- Set meaningful and measurable objectives
- Truly spend time understanding the audience
But the Content Crapocalypse thing is a whole other discussion for a whole other day. Right now, I want to talk about one of the biggest misconceptions about content marketing; that your content marketing has failed if your content’s viewers don’t become customers.
Frankly, that’s rubbish.
Now, don’t get me wrong, it would be amazing if everyone who turned up and watched your videos or read your blog when went and bought something from you the same day…the same session, even! And indeed, content can win you customers (albeit often with a few additional touch points from initial content view to becoming a customer). This presentation from the Content Marketing Institute sums up really well metrics to measure how content marketing performs in terms of ultimately driving new custom.
However, content doesn’t have to win you customers to be worthwhile, successful or to have an impact on revenue.
Of course, there is content that companies might produce that doesn’t have a revenue based goal. For example, companies might invest in great content to attract new potential staff members. (Ok, ok… you only recruit staff to run an effective and efficient business and therefore indirectly generate revenue, but you get what I mean).
But what about investing marketing budget into content specifically aimed at people who’ll never be your customers?
I’ve been involved in a ton of projects where the target audience is not the same as the target customer. A good example is this Tecmark survey project I ran late last year. At Tecmark, our customers are businesses. That survey wasn’t something that was ever going to directly appeal to those people really. It was designed to be of interest to national journalists and tech bloggers (which meant it had to be mass appeal to make journalists think their readers would give a crap).
It worked. We were covered in the Daily Mail, Telegraph, scores of other national and international publications and even got a slot on ITV’s breakfast show.
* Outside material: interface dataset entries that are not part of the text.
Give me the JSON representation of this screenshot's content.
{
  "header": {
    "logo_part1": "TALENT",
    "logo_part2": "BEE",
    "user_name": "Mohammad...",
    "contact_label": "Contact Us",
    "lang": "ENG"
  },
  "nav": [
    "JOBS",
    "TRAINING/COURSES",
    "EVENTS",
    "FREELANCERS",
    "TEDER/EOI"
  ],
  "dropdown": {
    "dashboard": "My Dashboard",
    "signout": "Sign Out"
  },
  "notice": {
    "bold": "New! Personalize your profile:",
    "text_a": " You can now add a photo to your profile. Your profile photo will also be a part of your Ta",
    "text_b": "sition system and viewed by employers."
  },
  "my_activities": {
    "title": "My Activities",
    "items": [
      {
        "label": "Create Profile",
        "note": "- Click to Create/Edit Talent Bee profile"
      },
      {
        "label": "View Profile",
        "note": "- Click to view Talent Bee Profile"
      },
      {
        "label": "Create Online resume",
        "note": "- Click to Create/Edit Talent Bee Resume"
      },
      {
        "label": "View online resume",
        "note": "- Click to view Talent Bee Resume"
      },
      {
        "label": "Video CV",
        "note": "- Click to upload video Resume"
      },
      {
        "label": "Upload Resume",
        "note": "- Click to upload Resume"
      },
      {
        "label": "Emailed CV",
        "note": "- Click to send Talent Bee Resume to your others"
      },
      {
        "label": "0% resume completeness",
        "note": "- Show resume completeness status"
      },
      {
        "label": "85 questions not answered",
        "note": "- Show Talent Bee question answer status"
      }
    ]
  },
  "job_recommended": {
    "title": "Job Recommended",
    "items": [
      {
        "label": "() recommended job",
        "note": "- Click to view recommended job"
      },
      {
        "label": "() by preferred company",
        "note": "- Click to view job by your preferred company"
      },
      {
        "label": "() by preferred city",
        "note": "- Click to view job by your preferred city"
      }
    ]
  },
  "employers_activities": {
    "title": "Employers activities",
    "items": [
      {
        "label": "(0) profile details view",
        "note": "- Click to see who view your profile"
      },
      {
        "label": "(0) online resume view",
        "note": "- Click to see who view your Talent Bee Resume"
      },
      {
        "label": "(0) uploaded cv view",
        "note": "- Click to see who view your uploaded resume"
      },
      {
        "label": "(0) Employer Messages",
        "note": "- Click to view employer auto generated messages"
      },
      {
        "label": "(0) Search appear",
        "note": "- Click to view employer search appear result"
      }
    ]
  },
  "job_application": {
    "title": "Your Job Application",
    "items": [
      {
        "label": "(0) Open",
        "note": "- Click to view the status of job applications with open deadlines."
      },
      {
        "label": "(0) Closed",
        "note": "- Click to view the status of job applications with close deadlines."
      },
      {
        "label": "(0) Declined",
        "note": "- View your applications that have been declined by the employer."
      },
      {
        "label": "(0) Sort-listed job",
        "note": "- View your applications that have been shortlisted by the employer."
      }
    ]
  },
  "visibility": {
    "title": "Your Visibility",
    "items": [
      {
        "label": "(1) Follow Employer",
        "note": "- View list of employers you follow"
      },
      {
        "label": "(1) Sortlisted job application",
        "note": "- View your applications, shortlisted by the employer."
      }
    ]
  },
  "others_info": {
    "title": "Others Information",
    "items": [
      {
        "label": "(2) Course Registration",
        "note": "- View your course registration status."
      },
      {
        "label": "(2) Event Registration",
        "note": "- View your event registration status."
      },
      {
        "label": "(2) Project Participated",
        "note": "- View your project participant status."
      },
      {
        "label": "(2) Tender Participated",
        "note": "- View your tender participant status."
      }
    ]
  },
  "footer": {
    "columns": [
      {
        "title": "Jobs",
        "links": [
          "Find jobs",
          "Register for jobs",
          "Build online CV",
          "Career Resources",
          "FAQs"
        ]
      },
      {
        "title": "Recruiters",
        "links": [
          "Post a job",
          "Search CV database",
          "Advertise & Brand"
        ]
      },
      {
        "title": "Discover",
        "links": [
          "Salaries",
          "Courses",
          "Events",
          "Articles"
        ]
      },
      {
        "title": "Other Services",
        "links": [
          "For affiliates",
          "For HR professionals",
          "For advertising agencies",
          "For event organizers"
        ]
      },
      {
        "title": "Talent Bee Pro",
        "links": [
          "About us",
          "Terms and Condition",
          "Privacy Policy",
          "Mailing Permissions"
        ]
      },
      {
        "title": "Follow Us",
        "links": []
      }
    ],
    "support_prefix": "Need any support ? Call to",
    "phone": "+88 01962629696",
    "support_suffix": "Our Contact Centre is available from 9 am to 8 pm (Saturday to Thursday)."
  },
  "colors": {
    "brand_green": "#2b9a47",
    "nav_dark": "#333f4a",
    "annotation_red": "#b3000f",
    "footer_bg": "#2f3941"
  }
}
We were referenced as a source in a BBC article and continue to be so every single day.
It’s highly unlikely that the journalists or bloggers that covered us will ever be a customer of ours. And the majority of their readers (consumers rather than businesses) are highly unlikely to ever be our customers either.
And more to the point, I’ve worked on projects of a similar nature for our clients.
Yes, I sometimes encourage our clients to invest in content that might never, ever be viewed by a potential customer.
No, I’m not high or just having a laugh with this content malarky.
The Indirect Benefits
Often, when I run projects like this, I am targeting links, social shares and brand searches. Oh, and that somewhat-ominous-and-tricky-to-measure metric of brand awareness.
This in turn can have SEO benefits (which can mean relevant traffic and therefore sales). In other words, we can demonstrate an indirect benefit in revenue terms.
Being covered in the national press or being talked about on the telly can be a huge credibility and trust builder. People searching your brand (maybe because they are considering a purchase from you but haven’t bought from you before) will come across mentions of you in credible publications. Surely that can assist in building a picture of credible business?
Many Types of Content
I’m not saying that all content should be content that targets an audience of people who won’t buy. That’s ONE type of content. And of course, if you’re investing in content a part of this should be content that does drive relevant eyes – eyes from the demographic you target with your products and services. Similarly, some of this should be investment into content that wins loyalty amongst existing customers or content that seeks to enhance the conversion rate of people who’ve arrived on your product or service landing pages.
All I am saying is that there’s a place for content that targets an audience of people who’ll never become your customers.
It’s all about goals. Whatever the type of content, whatever the format and whoever the audience, it all comes down to goals.